The final Deed of Gift for The Forster Cup and rules for the 21 Foot Restricted Class were reached by consensus at a meeting of 14 representatives from four of the six states, held in Sydney in October 1922 and chaired by Lord Forster. There was a spirit of co-operation at the meeting which saw consideration given to the position of those states unable to attend, and every motion was carried unanimously, often after lengthy debate.

At its conclusion, Andrew Wilson (a NSW representative) finished proceedings with the following generous praise:

'Seldom, if ever, in the history of yachting, has such a representative gathering been held, as that which has met last evening and tonight. I think I am correct in saying, that never in the history of yachting in Australia, have we had a Governor-General sitting as Chairman of a conference. May we express our sense of appreciation of the deep interest you have taken in this matter, and may we express our personal appreciation of your sportsmanship. It has been a pleasure to every one of us to sit under your Governorship, and I thank you very much on behalf of Sydney yachtsmen.'

James Clark, from Royal Queensland Yacht Squadron gave a vote of thanks, and remarked how the Governor-General had encouraged his state and himself.

'You have come along to our state and resurrected our club there - and given me a lot of trouble- but it has been pleasant trouble, finding myself in a little boat again; this would not have happened if you had not come along and infused new life into us'

The little boat he referred to was LAKATOI, his own 21 which he sailed in the first race of the 1922 series ( finishing 2nd) before handing it over to his son Colin who won the next race and had his wife aboard as one of the crew.

The Deed of Gift opens with the statement that the donor ( Lord Forster) is '…desirous of encouraging the sport of Yachting in Australian waters…' This is a reference to his concern which was shared by many that yachting needed to encourage younger men into the sport and to give them opportunities to gain experience. By promoting a series and a class at the same time, Lord Forster was taking a bold step, but one that had considerable support around the nation.

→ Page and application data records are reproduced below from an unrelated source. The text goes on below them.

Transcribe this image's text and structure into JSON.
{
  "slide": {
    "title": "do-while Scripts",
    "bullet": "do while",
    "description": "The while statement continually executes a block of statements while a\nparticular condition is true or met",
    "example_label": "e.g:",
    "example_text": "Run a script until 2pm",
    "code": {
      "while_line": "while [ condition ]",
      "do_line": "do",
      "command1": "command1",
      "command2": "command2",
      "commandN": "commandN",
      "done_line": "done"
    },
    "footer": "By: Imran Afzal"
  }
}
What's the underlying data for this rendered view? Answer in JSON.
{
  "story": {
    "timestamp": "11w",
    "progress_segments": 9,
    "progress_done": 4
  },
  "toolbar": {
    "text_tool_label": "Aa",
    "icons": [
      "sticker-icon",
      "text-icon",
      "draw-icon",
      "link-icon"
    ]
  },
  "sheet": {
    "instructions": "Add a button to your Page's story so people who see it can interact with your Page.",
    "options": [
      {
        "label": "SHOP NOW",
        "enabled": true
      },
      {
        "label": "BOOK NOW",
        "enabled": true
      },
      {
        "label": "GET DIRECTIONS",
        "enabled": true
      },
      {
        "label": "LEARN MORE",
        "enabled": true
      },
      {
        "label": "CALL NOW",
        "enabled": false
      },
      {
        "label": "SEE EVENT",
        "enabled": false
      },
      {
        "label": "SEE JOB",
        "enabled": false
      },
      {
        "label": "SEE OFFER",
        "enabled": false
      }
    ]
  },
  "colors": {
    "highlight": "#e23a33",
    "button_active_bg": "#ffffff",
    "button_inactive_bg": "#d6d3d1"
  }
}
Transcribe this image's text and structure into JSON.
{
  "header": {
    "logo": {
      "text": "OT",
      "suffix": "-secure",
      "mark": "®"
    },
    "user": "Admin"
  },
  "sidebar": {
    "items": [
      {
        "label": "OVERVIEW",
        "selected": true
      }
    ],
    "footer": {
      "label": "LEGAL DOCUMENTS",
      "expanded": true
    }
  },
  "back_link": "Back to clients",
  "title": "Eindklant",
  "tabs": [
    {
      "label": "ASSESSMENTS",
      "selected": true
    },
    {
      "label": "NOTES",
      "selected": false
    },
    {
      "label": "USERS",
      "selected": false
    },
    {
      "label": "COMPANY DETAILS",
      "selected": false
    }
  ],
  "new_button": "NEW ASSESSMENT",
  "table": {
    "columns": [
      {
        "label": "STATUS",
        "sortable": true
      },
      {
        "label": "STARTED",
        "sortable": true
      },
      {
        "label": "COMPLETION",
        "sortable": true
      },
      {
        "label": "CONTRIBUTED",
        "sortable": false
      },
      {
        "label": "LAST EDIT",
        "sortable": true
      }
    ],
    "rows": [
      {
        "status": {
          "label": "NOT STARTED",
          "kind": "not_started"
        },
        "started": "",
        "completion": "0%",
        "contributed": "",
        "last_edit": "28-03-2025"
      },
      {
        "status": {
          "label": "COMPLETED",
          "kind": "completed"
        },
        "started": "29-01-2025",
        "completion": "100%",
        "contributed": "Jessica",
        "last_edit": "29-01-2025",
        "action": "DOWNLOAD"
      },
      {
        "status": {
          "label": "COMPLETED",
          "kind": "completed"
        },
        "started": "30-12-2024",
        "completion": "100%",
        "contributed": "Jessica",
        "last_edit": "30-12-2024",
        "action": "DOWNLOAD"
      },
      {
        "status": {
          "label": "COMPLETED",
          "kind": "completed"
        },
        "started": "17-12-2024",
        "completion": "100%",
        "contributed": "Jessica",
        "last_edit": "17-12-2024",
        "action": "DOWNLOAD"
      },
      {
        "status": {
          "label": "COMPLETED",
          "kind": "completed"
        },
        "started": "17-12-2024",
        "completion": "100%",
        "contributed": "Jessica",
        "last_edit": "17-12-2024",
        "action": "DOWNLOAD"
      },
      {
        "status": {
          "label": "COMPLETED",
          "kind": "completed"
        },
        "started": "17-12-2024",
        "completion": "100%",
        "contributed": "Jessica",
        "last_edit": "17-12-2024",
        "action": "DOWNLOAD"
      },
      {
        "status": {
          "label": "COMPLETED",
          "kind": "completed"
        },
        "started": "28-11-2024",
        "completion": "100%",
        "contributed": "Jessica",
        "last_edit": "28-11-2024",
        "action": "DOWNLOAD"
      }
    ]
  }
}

The Deed of Gift gives property of the trophy to the RSYS as a trustee, but possession of the trophy goes to the winner each year. Changes to the Deed of Gift can only be made by agreement between the major clubs in each state, and if more than one club or state objects, the change cannot be made.

There were two other significant interstate trophies also in existence at the time, the Sayonara Cup and Northcote Cup. Both had a different format using match races between two or three yachts only. The Sayonara Cup had handicaps applied to the finishing times to determine the winner for some of the events, but it was open to Australian designed and built yachts. The Northcote Cup used yachts built to the International Rule at the 6 metre rating band.

Racing for The Forster Cup series was often watched by major crowds at the events where spectators could easily follow from the shoreline. There was strong interest from the media as well, with reports sent interstate immediately after each race finished. For one event Tasmanians waited in the street for the results to be telegraphed through from the mainland, heralding another win to their heroes in the TASSIE boats.

Winning The Forster Cup was a significant achievement that was recognized widely within the winning state as a significant sporting achievement. This recognition became the foundation for the series' continued success through difficult times such as the Depression era, and helped ensure clubs and sailors remained keen to be involved and put in the effort needed to fund and crew their yachts.

Prepared from articles and material in:
Australian Motor Boat and Yachting Monthly
Australian Coal, Shipping, Steel and the Harbour
The Sydney Morning Herald
A copy of the Deed of Gift for The Forster Cup, dated 1949
Material sourced by Bert Ferris, historian for the Royal Melbourne Yacht Squadron